For instance, imagine a person named Joe, who is highly anxious about eating in public, fearing that people will judge him, thinking him clumsy or a messy eater.
At first, Joe can go to a small local restaurant with a good friend who is aware of his anxiety; he can ask for only a glass of water, and sit for 20 minutes and then leave. Next time he can stay longer, order coffee and cream, or go at a busier time. Eventually he might be able to enjoy a nice meal at a fancy restaurant.
To summarize, CBT, exposure therapy, and medications appear to be effective in the treatment of SAD.
If you believe you have social anxiety that interferes with your daily life, please see your doctor. As I have explained today, treatments for SAD are available and can be effective.
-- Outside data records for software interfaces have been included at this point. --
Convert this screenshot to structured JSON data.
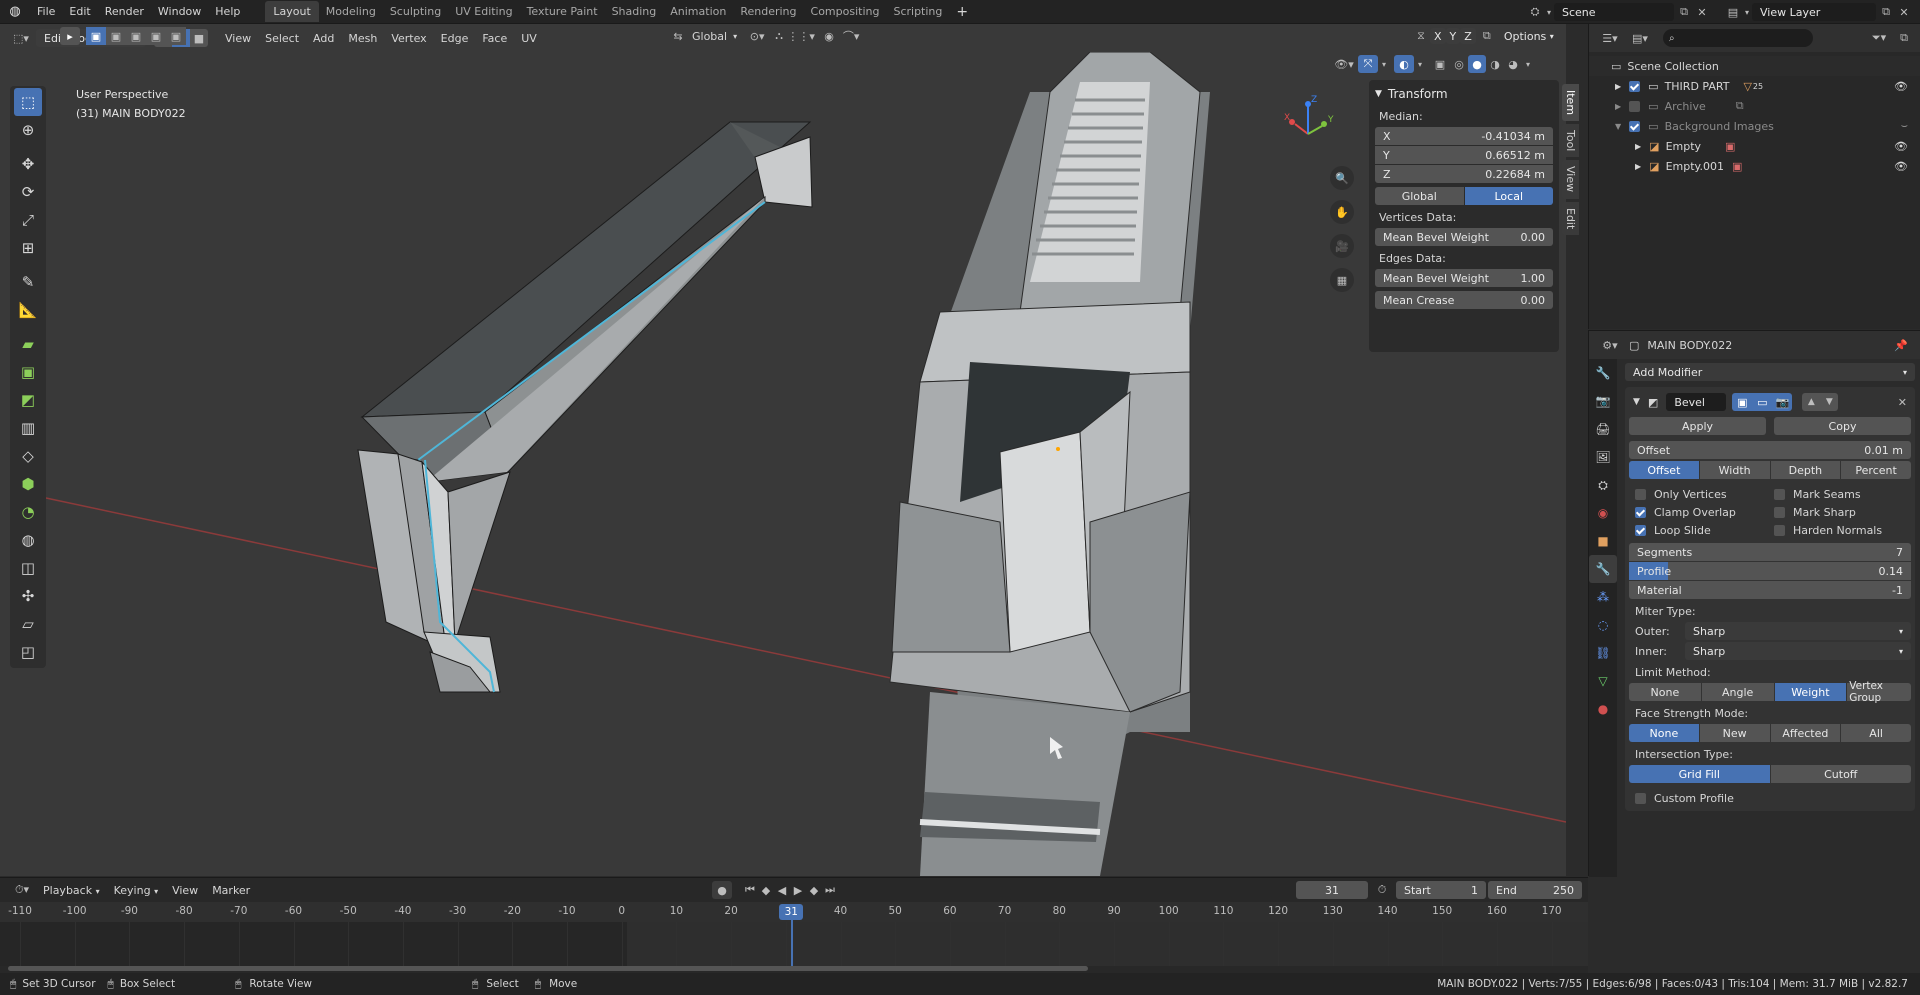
{
  "topbar": {
    "menus": [
      "File",
      "Edit",
      "Render",
      "Window",
      "Help"
    ],
    "workspaces": [
      "Layout",
      "Modeling",
      "Sculpting",
      "UV Editing",
      "Texture Paint",
      "Shading",
      "Animation",
      "Rendering",
      "Compositing",
      "Scripting"
    ],
    "active_workspace": "Layout",
    "add_workspace": "+",
    "scene": "Scene",
    "view_layer": "View Layer"
  },
  "viewport_header": {
    "mode": "Edit Mode",
    "menus": [
      "View",
      "Select",
      "Add",
      "Mesh",
      "Vertex",
      "Edge",
      "Face",
      "UV"
    ],
    "orientation": "Global",
    "options": "Options",
    "axis_x": "X",
    "axis_y": "Y",
    "axis_z": "Z"
  },
  "viewport": {
    "perspective": "User Perspective",
    "object_info": "(31) MAIN BODY022",
    "gizmo_x": "X",
    "gizmo_y": "Y",
    "gizmo_z": "Z"
  },
  "sidebar_tabs": [
    "Item",
    "Tool",
    "View",
    "Edit"
  ],
  "transform": {
    "title": "Transform",
    "median_label": "Median:",
    "x_label": "X",
    "x": "-0.41034 m",
    "y_label": "Y",
    "y": "0.66512 m",
    "z_label": "Z",
    "z": "0.22684 m",
    "global": "Global",
    "local": "Local",
    "vertices_data": "Vertices Data:",
    "mean_bevel_weight_label": "Mean Bevel Weight",
    "v_mean_bevel_weight": "0.00",
    "edges_data": "Edges Data:",
    "e_mean_bevel_weight": "1.00",
    "mean_crease_label": "Mean Crease",
    "mean_crease": "0.00"
  },
  "outliner": {
    "search_placeholder": "",
    "scene_collection": "Scene Collection",
    "items": [
      {
        "name": "THIRD PART",
        "badge": "25",
        "visible": true
      },
      {
        "name": "Archive",
        "visible": false
      },
      {
        "name": "Background Images",
        "visible": false
      },
      {
        "name": "Empty",
        "visible": true
      },
      {
        "name": "Empty.001",
        "visible": true
      }
    ]
  },
  "properties": {
    "object_name": "MAIN BODY.022",
    "add_modifier": "Add Modifier",
    "modifier_name": "Bevel",
    "apply": "Apply",
    "copy": "Copy",
    "offset_label": "Offset",
    "offset_value": "0.01 m",
    "offset_modes": [
      "Offset",
      "Width",
      "Depth",
      "Percent"
    ],
    "offset_mode_active": "Offset",
    "only_vertices": "Only Vertices",
    "mark_seams": "Mark Seams",
    "clamp_overlap": "Clamp Overlap",
    "mark_sharp": "Mark Sharp",
    "loop_slide": "Loop Slide",
    "harden_normals": "Harden Normals",
    "segments_label": "Segments",
    "segments": "7",
    "profile_label": "Profile",
    "profile": "0.14",
    "profile_fraction": 0.14,
    "material_label": "Material",
    "material": "-1",
    "miter_type": "Miter Type:",
    "outer_label": "Outer:",
    "outer": "Sharp",
    "inner_label": "Inner:",
    "inner": "Sharp",
    "limit_method": "Limit Method:",
    "limit_methods": [
      "None",
      "Angle",
      "Weight",
      "Vertex Group"
    ],
    "limit_active": "Weight",
    "face_strength_mode": "Face Strength Mode:",
    "face_strength_modes": [
      "None",
      "New",
      "Affected",
      "All"
    ],
    "face_strength_active": "None",
    "intersection_type": "Intersection Type:",
    "intersection_types": [
      "Grid Fill",
      "Cutoff"
    ],
    "intersection_active": "Grid Fill",
    "custom_profile": "Custom Profile"
  },
  "timeline": {
    "menus": [
      "Playback",
      "Keying",
      "View",
      "Marker"
    ],
    "current_frame": "31",
    "start_label": "Start",
    "start": "1",
    "end_label": "End",
    "end": "250",
    "ticks": [
      "-110",
      "-100",
      "-90",
      "-80",
      "-70",
      "-60",
      "-50",
      "-40",
      "-30",
      "-20",
      "-10",
      "0",
      "10",
      "20",
      "30",
      "40",
      "50",
      "60",
      "70",
      "80",
      "90",
      "100",
      "110",
      "120",
      "130",
      "140",
      "150",
      "160",
      "170"
    ],
    "playhead": "31"
  },
  "statusbar": {
    "hint1": "Set 3D Cursor",
    "hint2": "Box Select",
    "hint3": "Rotate View",
    "hint4": "Select",
    "hint5": "Move",
    "stats": "MAIN BODY.022 | Verts:7/55 | Edges:6/98 | Faces:0/43 | Tris:104 | Mem: 31.7 MiB | v2.82.7"
  },
  "colors": {
    "accent": "#4772b3",
    "background": "#2b2b2b",
    "viewport": "#393939"
  }
}
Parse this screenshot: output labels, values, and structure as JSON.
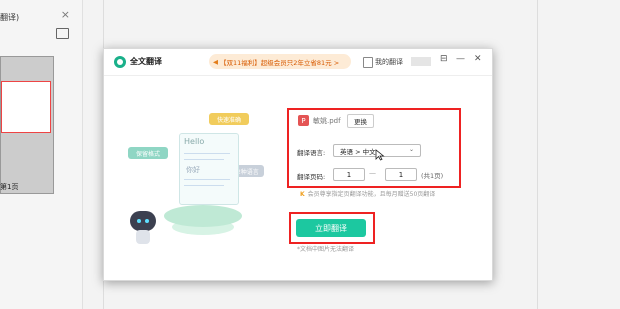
{
  "background": {
    "tab_label": "翻译)",
    "tab_close": "×",
    "thumbnail_label": "第1页"
  },
  "dialog": {
    "title": "全文翻译",
    "promo_text": "【双11福利】超级会员只2年立省81元 >",
    "my_translations": "我的翻译",
    "controls": {
      "pin": "⊟",
      "minimize": "—",
      "close": "✕"
    }
  },
  "illustration": {
    "bubble_fast": "快速准确",
    "bubble_format": "保留格式",
    "bubble_multi": "72种语言",
    "hello": "Hello",
    "nihao": "你好"
  },
  "form": {
    "file_icon": "P",
    "file_name": "敏姚.pdf",
    "change_label": "更换",
    "language_label": "翻译语言:",
    "language_value": "英语 > 中文",
    "pages_label": "翻译页码:",
    "page_from": "1",
    "page_to": "1",
    "page_total": "(共1页)",
    "page_dash": "—",
    "note_icon": "K",
    "note": "会员尊享指定页翻译功能，且每月赠送50页翻译",
    "translate_button": "立即翻译",
    "hint": "*文档中图片无法翻译"
  },
  "colors": {
    "accent": "#1cc8a0",
    "highlight_box": "#e22222",
    "promo_bg": "#fdebd6",
    "promo_text": "#d85a00"
  }
}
I hope you found today’s post helpful.
1. Liebowitz, M. R., Heimberg, R. G., Fresco, D. M., Travers, J. & Stein, M. B. (2000). Social phobia or social anxiety disorder: what’s in a name. Archives of General Psychiatry, 57, 191-192.
2. Ruscio, A. M., Brown, T. A., Chiu, W. T., Sareen, J., Stein, M. B., & Kessler, R. C. (2008). Social fears and social phobia in the USA: Results from the National Comorbidity Survey Replication. Psychological Medicine, 38, 15–28.
3. American Psychiatric Association. (2013). Diagnostic and statistical manual of mental disorders (5th ed.). Arlington, VA: Author.
4. Blanco, C., Bragdon, L. B., Schneier, F. R., Liebowitz, M. R. (2013). The evidence-based pharmacotherapy of social anxiety disorder. The International Journal of Neuropsychopharmacology, 16, 235-249.